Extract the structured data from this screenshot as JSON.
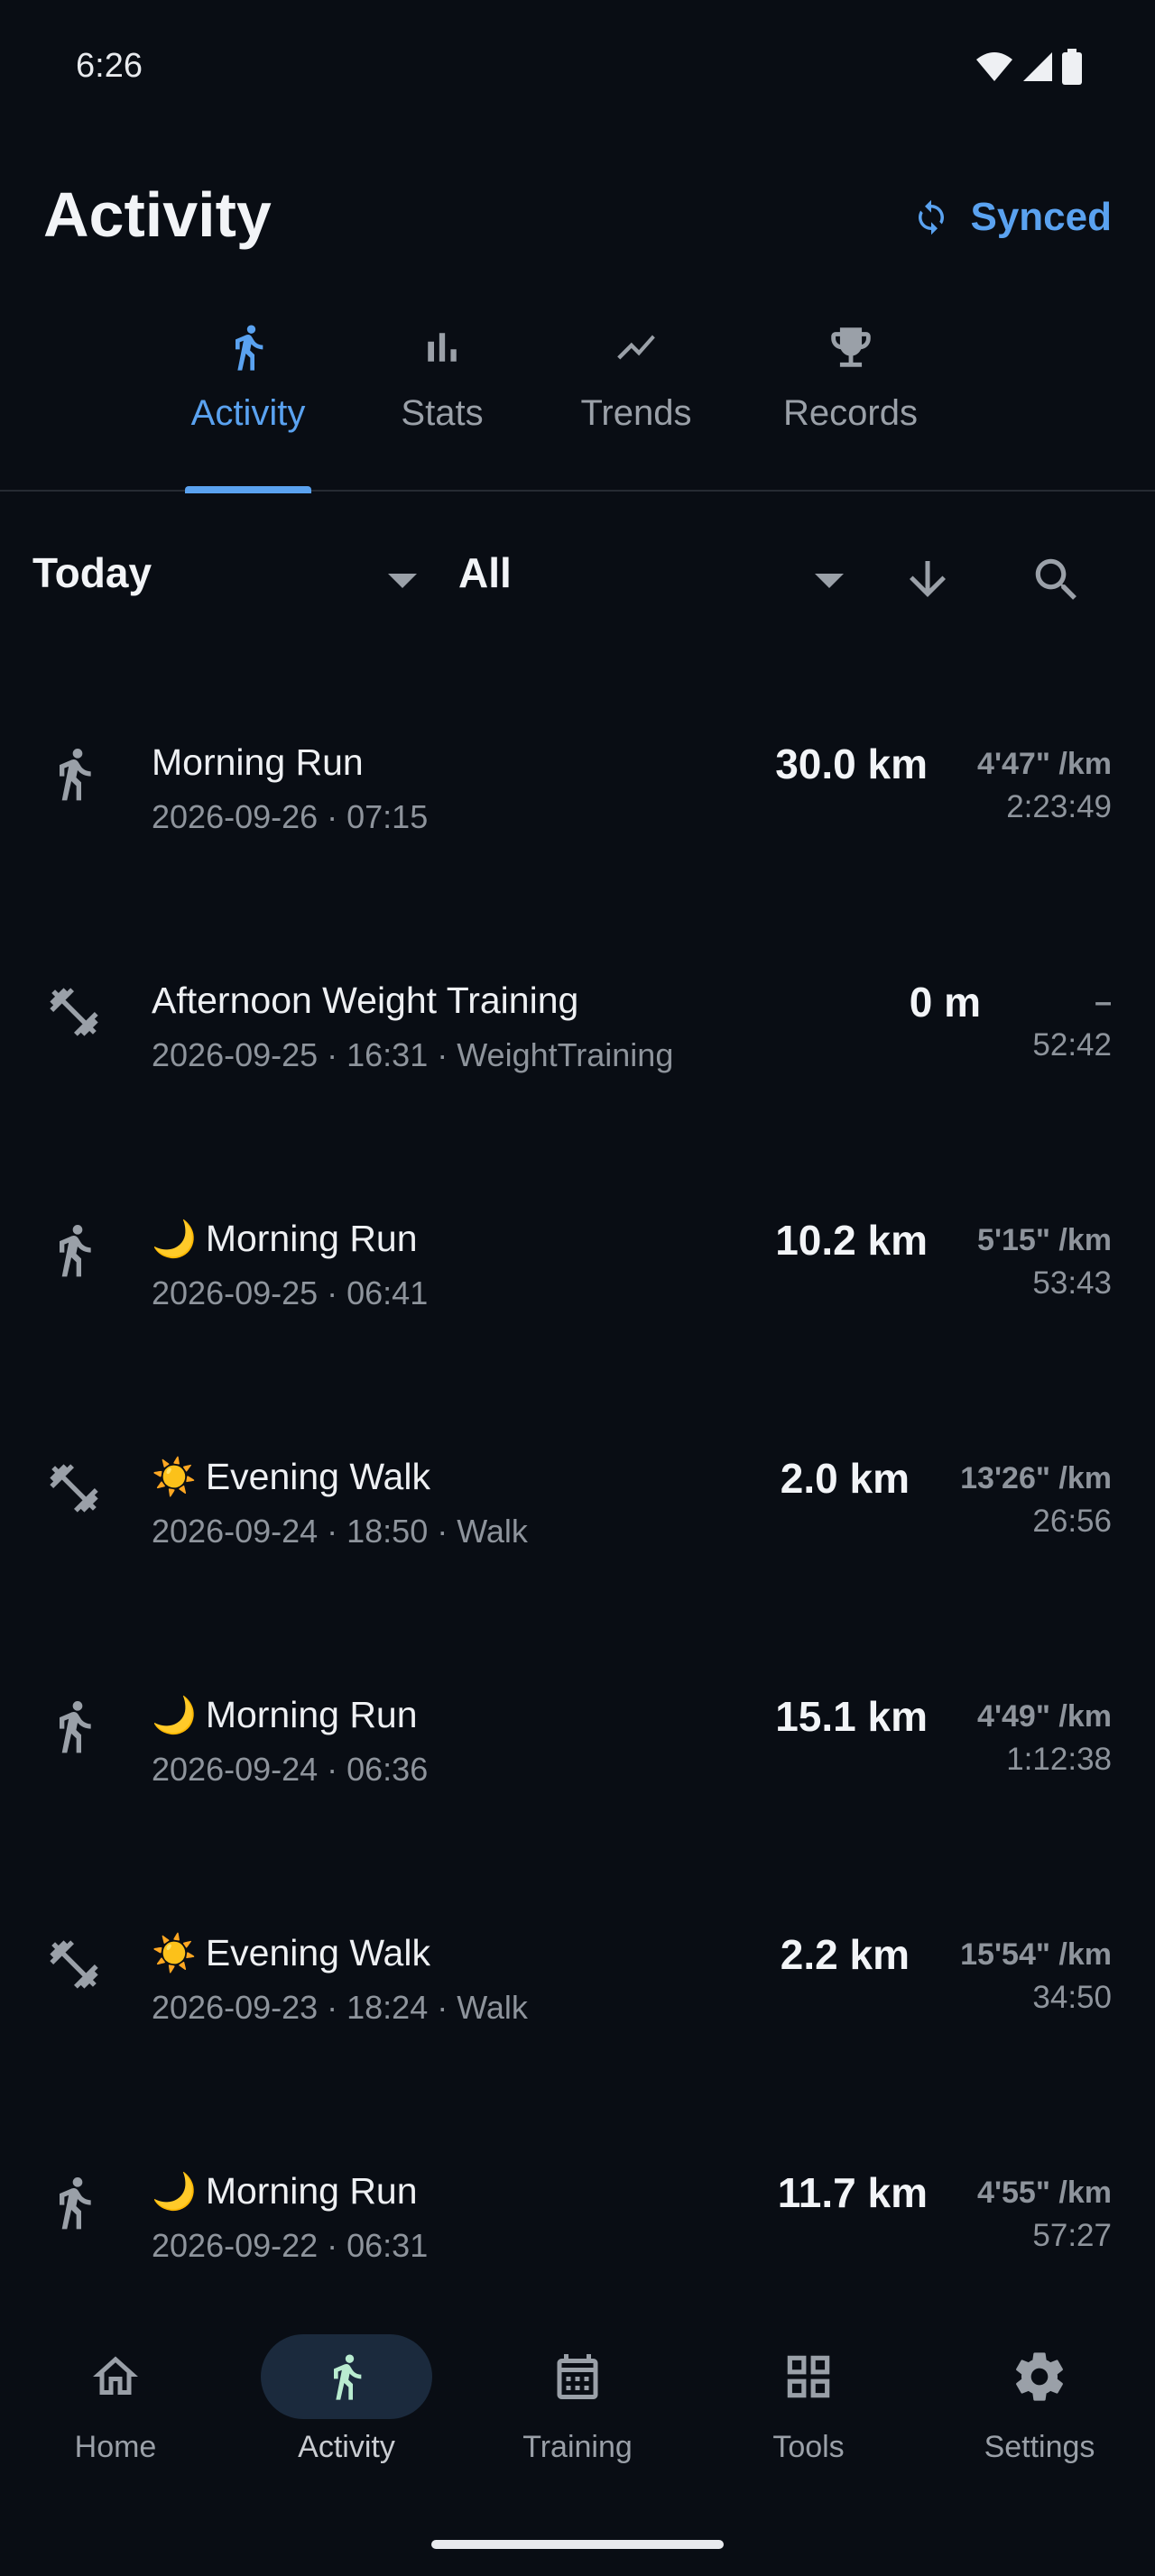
{
  "status_bar": {
    "time": "6:26"
  },
  "header": {
    "title": "Activity",
    "sync_label": "Synced",
    "accent_color": "#5aa2f0"
  },
  "tabs": [
    {
      "label": "Activity",
      "icon": "run-icon",
      "active": true
    },
    {
      "label": "Stats",
      "icon": "bar-chart-icon",
      "active": false
    },
    {
      "label": "Trends",
      "icon": "trend-line-icon",
      "active": false
    },
    {
      "label": "Records",
      "icon": "trophy-icon",
      "active": false
    }
  ],
  "filters": {
    "period": "Today",
    "type": "All"
  },
  "activities": [
    {
      "icon": "run-icon",
      "emoji": "",
      "name": "Morning Run",
      "meta": "2026-09-26 · 07:15",
      "distance": "30.0 km",
      "pace": "4'47\" /km",
      "duration": "2:23:49"
    },
    {
      "icon": "dumbbell-icon",
      "emoji": "",
      "name": "Afternoon Weight Training",
      "meta": "2026-09-25 · 16:31 · WeightTraining",
      "distance": "0 m",
      "pace": "–",
      "duration": "52:42"
    },
    {
      "icon": "run-icon",
      "emoji": "🌙",
      "name": "Morning Run",
      "meta": "2026-09-25 · 06:41",
      "distance": "10.2 km",
      "pace": "5'15\" /km",
      "duration": "53:43"
    },
    {
      "icon": "dumbbell-icon",
      "emoji": "☀️",
      "name": "Evening Walk",
      "meta": "2026-09-24 · 18:50 · Walk",
      "distance": "2.0 km",
      "pace": "13'26\" /km",
      "duration": "26:56"
    },
    {
      "icon": "run-icon",
      "emoji": "🌙",
      "name": "Morning Run",
      "meta": "2026-09-24 · 06:36",
      "distance": "15.1 km",
      "pace": "4'49\" /km",
      "duration": "1:12:38"
    },
    {
      "icon": "dumbbell-icon",
      "emoji": "☀️",
      "name": "Evening Walk",
      "meta": "2026-09-23 · 18:24 · Walk",
      "distance": "2.2 km",
      "pace": "15'54\" /km",
      "duration": "34:50"
    },
    {
      "icon": "run-icon",
      "emoji": "🌙",
      "name": "Morning Run",
      "meta": "2026-09-22 · 06:31",
      "distance": "11.7 km",
      "pace": "4'55\" /km",
      "duration": "57:27"
    }
  ],
  "bottom_nav": [
    {
      "label": "Home",
      "icon": "home-icon",
      "active": false
    },
    {
      "label": "Activity",
      "icon": "run-icon",
      "active": true
    },
    {
      "label": "Training",
      "icon": "calendar-icon",
      "active": false
    },
    {
      "label": "Tools",
      "icon": "grid-icon",
      "active": false
    },
    {
      "label": "Settings",
      "icon": "gear-icon",
      "active": false
    }
  ]
}
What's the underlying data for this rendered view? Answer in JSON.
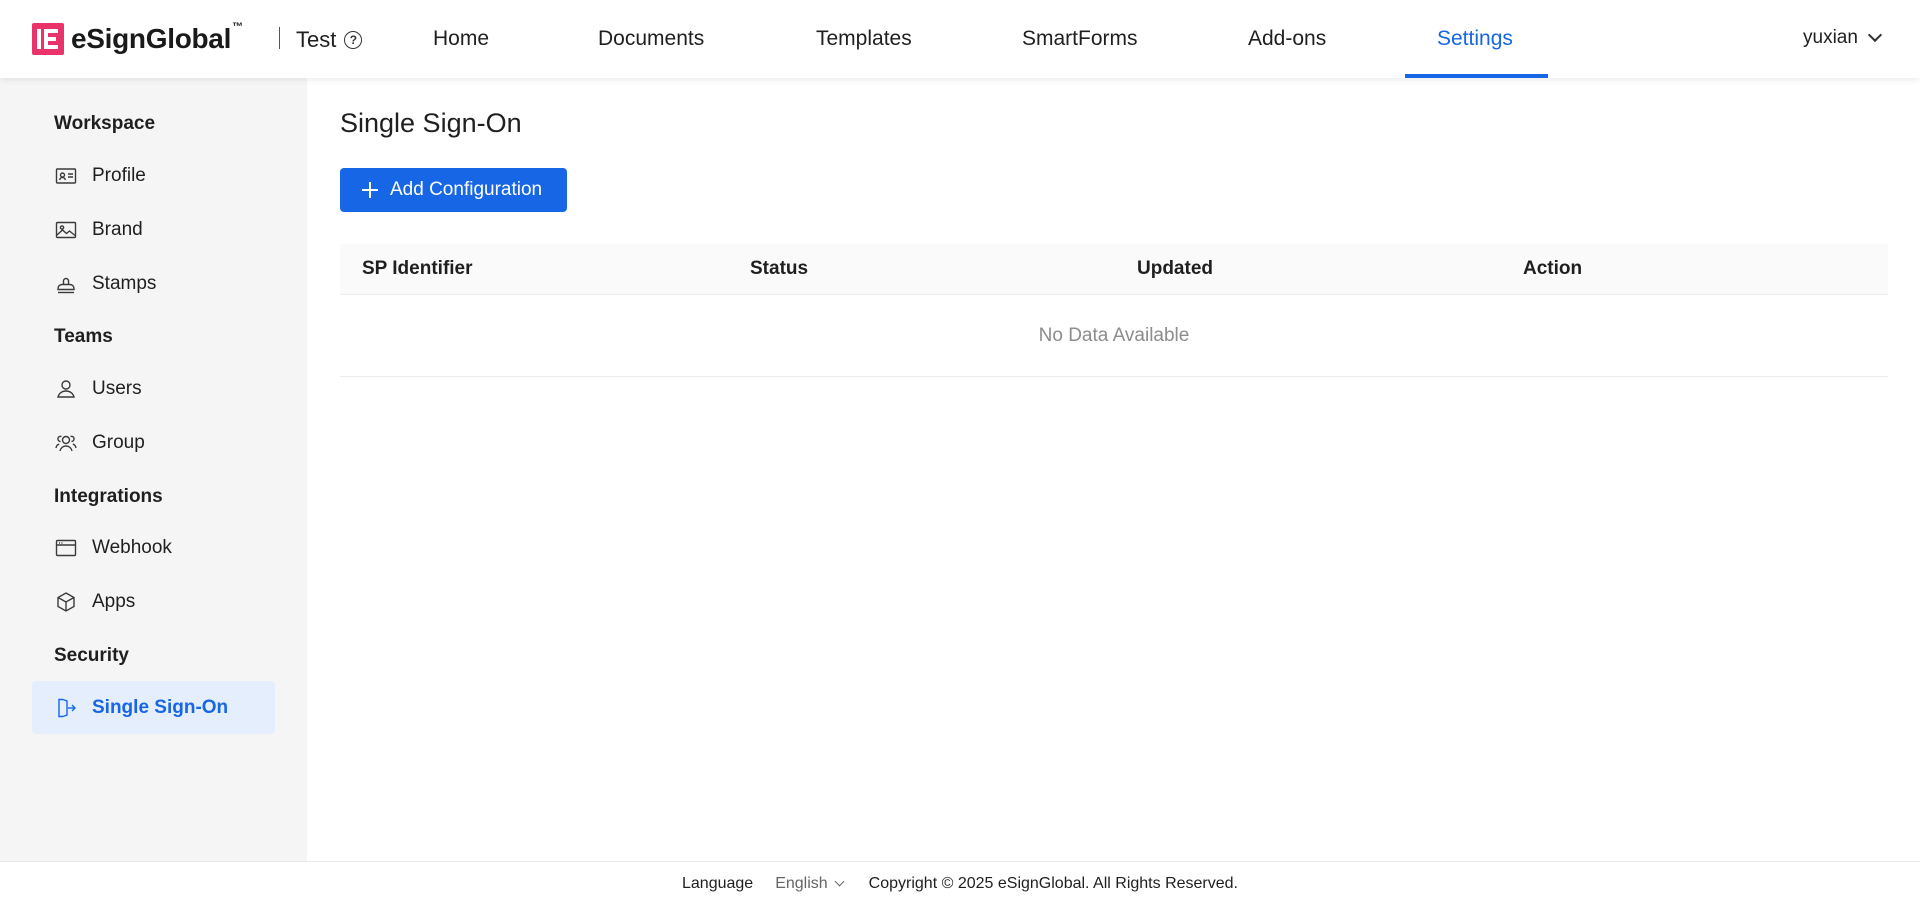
{
  "header": {
    "brand": "eSignGlobal",
    "brand_tm": "™",
    "workspace": "Test",
    "help_glyph": "?",
    "nav": [
      {
        "label": "Home",
        "active": false
      },
      {
        "label": "Documents",
        "active": false
      },
      {
        "label": "Templates",
        "active": false
      },
      {
        "label": "SmartForms",
        "active": false
      },
      {
        "label": "Add-ons",
        "active": false
      },
      {
        "label": "Settings",
        "active": true
      }
    ],
    "user": "yuxian",
    "accent_color": "#1766e6",
    "brand_color": "#e8336b"
  },
  "sidebar": {
    "sections": [
      {
        "title": "Workspace",
        "items": [
          {
            "label": "Profile",
            "icon": "id-card-icon"
          },
          {
            "label": "Brand",
            "icon": "image-icon"
          },
          {
            "label": "Stamps",
            "icon": "stamp-icon"
          }
        ]
      },
      {
        "title": "Teams",
        "items": [
          {
            "label": "Users",
            "icon": "user-icon"
          },
          {
            "label": "Group",
            "icon": "group-icon"
          }
        ]
      },
      {
        "title": "Integrations",
        "items": [
          {
            "label": "Webhook",
            "icon": "browser-window-icon"
          },
          {
            "label": "Apps",
            "icon": "cube-icon"
          }
        ]
      },
      {
        "title": "Security",
        "items": [
          {
            "label": "Single Sign-On",
            "icon": "sign-in-icon",
            "active": true
          }
        ]
      }
    ]
  },
  "main": {
    "title": "Single Sign-On",
    "add_button": "Add Configuration",
    "table": {
      "columns": [
        "SP Identifier",
        "Status",
        "Updated",
        "Action"
      ],
      "empty_text": "No Data Available"
    }
  },
  "footer": {
    "language_label": "Language",
    "language_value": "English",
    "copyright": "Copyright © 2025 eSignGlobal. All Rights Reserved."
  }
}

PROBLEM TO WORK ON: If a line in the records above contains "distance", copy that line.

OUTPUT:
      "distance": "30.0 km",
      "distance": "0 m",
      "distance": "10.2 km",
      "distance": "2.0 km",
      "distance": "15.1 km",
      "distance": "2.2 km",
      "distance": "11.7 km",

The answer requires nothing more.